"""
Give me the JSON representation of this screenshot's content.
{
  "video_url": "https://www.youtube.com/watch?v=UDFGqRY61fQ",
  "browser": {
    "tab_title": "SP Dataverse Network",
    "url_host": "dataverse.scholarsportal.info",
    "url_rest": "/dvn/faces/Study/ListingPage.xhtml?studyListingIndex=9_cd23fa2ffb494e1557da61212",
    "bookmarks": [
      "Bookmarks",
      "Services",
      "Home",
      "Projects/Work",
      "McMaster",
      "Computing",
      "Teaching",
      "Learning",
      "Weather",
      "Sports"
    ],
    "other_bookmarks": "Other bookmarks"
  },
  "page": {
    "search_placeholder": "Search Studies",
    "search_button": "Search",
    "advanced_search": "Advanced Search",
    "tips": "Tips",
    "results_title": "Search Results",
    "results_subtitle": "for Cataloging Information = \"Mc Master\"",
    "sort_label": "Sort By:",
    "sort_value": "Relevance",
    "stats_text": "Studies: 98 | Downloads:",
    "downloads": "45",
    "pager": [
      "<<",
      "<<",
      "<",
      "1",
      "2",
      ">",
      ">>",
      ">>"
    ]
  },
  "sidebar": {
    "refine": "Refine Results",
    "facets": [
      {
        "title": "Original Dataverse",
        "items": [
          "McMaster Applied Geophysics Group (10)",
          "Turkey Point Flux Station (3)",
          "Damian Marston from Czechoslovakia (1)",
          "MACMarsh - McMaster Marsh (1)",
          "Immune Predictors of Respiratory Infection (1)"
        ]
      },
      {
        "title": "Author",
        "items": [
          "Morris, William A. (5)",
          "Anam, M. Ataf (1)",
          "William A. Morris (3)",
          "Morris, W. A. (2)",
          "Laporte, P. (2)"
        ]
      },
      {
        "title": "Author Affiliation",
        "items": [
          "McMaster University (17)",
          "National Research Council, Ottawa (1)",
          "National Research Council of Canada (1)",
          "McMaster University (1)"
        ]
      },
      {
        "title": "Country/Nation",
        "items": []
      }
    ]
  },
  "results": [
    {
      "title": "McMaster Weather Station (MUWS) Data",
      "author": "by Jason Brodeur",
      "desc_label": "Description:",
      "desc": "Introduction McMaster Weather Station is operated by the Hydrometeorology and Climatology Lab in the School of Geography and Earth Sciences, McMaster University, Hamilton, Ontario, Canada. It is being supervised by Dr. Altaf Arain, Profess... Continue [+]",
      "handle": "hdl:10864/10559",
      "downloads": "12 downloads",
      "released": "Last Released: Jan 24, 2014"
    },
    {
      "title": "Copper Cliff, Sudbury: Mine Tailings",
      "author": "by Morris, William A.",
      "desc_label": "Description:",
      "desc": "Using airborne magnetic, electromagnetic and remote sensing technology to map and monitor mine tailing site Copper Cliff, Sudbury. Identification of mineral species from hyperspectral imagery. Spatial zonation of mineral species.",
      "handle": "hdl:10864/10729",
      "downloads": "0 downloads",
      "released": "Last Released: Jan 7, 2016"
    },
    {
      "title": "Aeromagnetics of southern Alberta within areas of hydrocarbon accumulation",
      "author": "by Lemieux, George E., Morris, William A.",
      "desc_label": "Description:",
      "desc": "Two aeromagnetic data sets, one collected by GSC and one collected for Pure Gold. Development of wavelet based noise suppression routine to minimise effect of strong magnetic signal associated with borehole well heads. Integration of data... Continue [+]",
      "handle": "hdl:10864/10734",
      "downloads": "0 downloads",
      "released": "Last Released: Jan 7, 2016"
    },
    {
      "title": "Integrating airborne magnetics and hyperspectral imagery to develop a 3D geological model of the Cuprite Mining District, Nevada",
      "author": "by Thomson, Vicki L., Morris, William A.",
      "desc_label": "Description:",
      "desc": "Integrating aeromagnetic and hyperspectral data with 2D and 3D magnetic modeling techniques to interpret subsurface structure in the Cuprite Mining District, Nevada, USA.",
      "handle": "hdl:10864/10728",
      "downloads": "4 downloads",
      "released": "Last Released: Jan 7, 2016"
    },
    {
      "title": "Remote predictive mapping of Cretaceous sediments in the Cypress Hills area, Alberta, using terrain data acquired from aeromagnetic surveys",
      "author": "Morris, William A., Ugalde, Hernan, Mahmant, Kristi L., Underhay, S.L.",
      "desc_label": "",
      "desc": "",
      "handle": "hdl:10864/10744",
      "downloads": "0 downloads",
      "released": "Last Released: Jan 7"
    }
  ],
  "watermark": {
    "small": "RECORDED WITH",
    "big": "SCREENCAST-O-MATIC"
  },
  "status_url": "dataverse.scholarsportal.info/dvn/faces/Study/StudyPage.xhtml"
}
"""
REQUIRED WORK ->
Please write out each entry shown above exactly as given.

RESPONSE ->
Give me the JSON representation of this screenshot's content.
{
  "video_url": "https://www.youtube.com/watch?v=UDFGqRY61fQ",
  "browser": {
    "tab_title": "SP Dataverse Network",
    "url_host": "dataverse.scholarsportal.info",
    "url_rest": "/dvn/faces/Study/ListingPage.xhtml?studyListingIndex=9_cd23fa2ffb494e1557da61212",
    "bookmarks": [
      "Bookmarks",
      "Services",
      "Home",
      "Projects/Work",
      "McMaster",
      "Computing",
      "Teaching",
      "Learning",
      "Weather",
      "Sports"
    ],
    "other_bookmarks": "Other bookmarks"
  },
  "page": {
    "search_placeholder": "Search Studies",
    "search_button": "Search",
    "advanced_search": "Advanced Search",
    "tips": "Tips",
    "results_title": "Search Results",
    "results_subtitle": "for Cataloging Information = \"Mc Master\"",
    "sort_label": "Sort By:",
    "sort_value": "Relevance",
    "stats_text": "Studies: 98 | Downloads:",
    "downloads": "45",
    "pager": [
      "<<",
      "<<",
      "<",
      "1",
      "2",
      ">",
      ">>",
      ">>"
    ]
  },
  "sidebar": {
    "refine": "Refine Results",
    "facets": [
      {
        "title": "Original Dataverse",
        "items": [
          "McMaster Applied Geophysics Group (10)",
          "Turkey Point Flux Station (3)",
          "Damian Marston from Czechoslovakia (1)",
          "MACMarsh - McMaster Marsh (1)",
          "Immune Predictors of Respiratory Infection (1)"
        ]
      },
      {
        "title": "Author",
        "items": [
          "Morris, William A. (5)",
          "Anam, M. Ataf (1)",
          "William A. Morris (3)",
          "Morris, W. A. (2)",
          "Laporte, P. (2)"
        ]
      },
      {
        "title": "Author Affiliation",
        "items": [
          "McMaster University (17)",
          "National Research Council, Ottawa (1)",
          "National Research Council of Canada (1)",
          "McMaster University (1)"
        ]
      },
      {
        "title": "Country/Nation",
        "items": []
      }
    ]
  },
  "results": [
    {
      "title": "McMaster Weather Station (MUWS) Data",
      "author": "by Jason Brodeur",
      "desc_label": "Description:",
      "desc": "Introduction McMaster Weather Station is operated by the Hydrometeorology and Climatology Lab in the School of Geography and Earth Sciences, McMaster University, Hamilton, Ontario, Canada. It is being supervised by Dr. Altaf Arain, Profess... Continue [+]",
      "handle": "hdl:10864/10559",
      "downloads": "12 downloads",
      "released": "Last Released: Jan 24, 2014"
    },
    {
      "title": "Copper Cliff, Sudbury: Mine Tailings",
      "author": "by Morris, William A.",
      "desc_label": "Description:",
      "desc": "Using airborne magnetic, electromagnetic and remote sensing technology to map and monitor mine tailing site Copper Cliff, Sudbury. Identification of mineral species from hyperspectral imagery. Spatial zonation of mineral species.",
      "handle": "hdl:10864/10729",
      "downloads": "0 downloads",
      "released": "Last Released: Jan 7, 2016"
    },
    {
      "title": "Aeromagnetics of southern Alberta within areas of hydrocarbon accumulation",
      "author": "by Lemieux, George E., Morris, William A.",
      "desc_label": "Description:",
      "desc": "Two aeromagnetic data sets, one collected by GSC and one collected for Pure Gold. Development of wavelet based noise suppression routine to minimise effect of strong magnetic signal associated with borehole well heads. Integration of data... Continue [+]",
      "handle": "hdl:10864/10734",
      "downloads": "0 downloads",
      "released": "Last Released: Jan 7, 2016"
    },
    {
      "title": "Integrating airborne magnetics and hyperspectral imagery to develop a 3D geological model of the Cuprite Mining District, Nevada",
      "author": "by Thomson, Vicki L., Morris, William A.",
      "desc_label": "Description:",
      "desc": "Integrating aeromagnetic and hyperspectral data with 2D and 3D magnetic modeling techniques to interpret subsurface structure in the Cuprite Mining District, Nevada, USA.",
      "handle": "hdl:10864/10728",
      "downloads": "4 downloads",
      "released": "Last Released: Jan 7, 2016"
    },
    {
      "title": "Remote predictive mapping of Cretaceous sediments in the Cypress Hills area, Alberta, using terrain data acquired from aeromagnetic surveys",
      "author": "Morris, William A., Ugalde, Hernan, Mahmant, Kristi L., Underhay, S.L.",
      "desc_label": "",
      "desc": "",
      "handle": "hdl:10864/10744",
      "downloads": "0 downloads",
      "released": "Last Released: Jan 7"
    }
  ],
  "watermark": {
    "small": "RECORDED WITH",
    "big": "SCREENCAST-O-MATIC"
  },
  "status_url": "dataverse.scholarsportal.info/dvn/faces/Study/StudyPage.xhtml"
}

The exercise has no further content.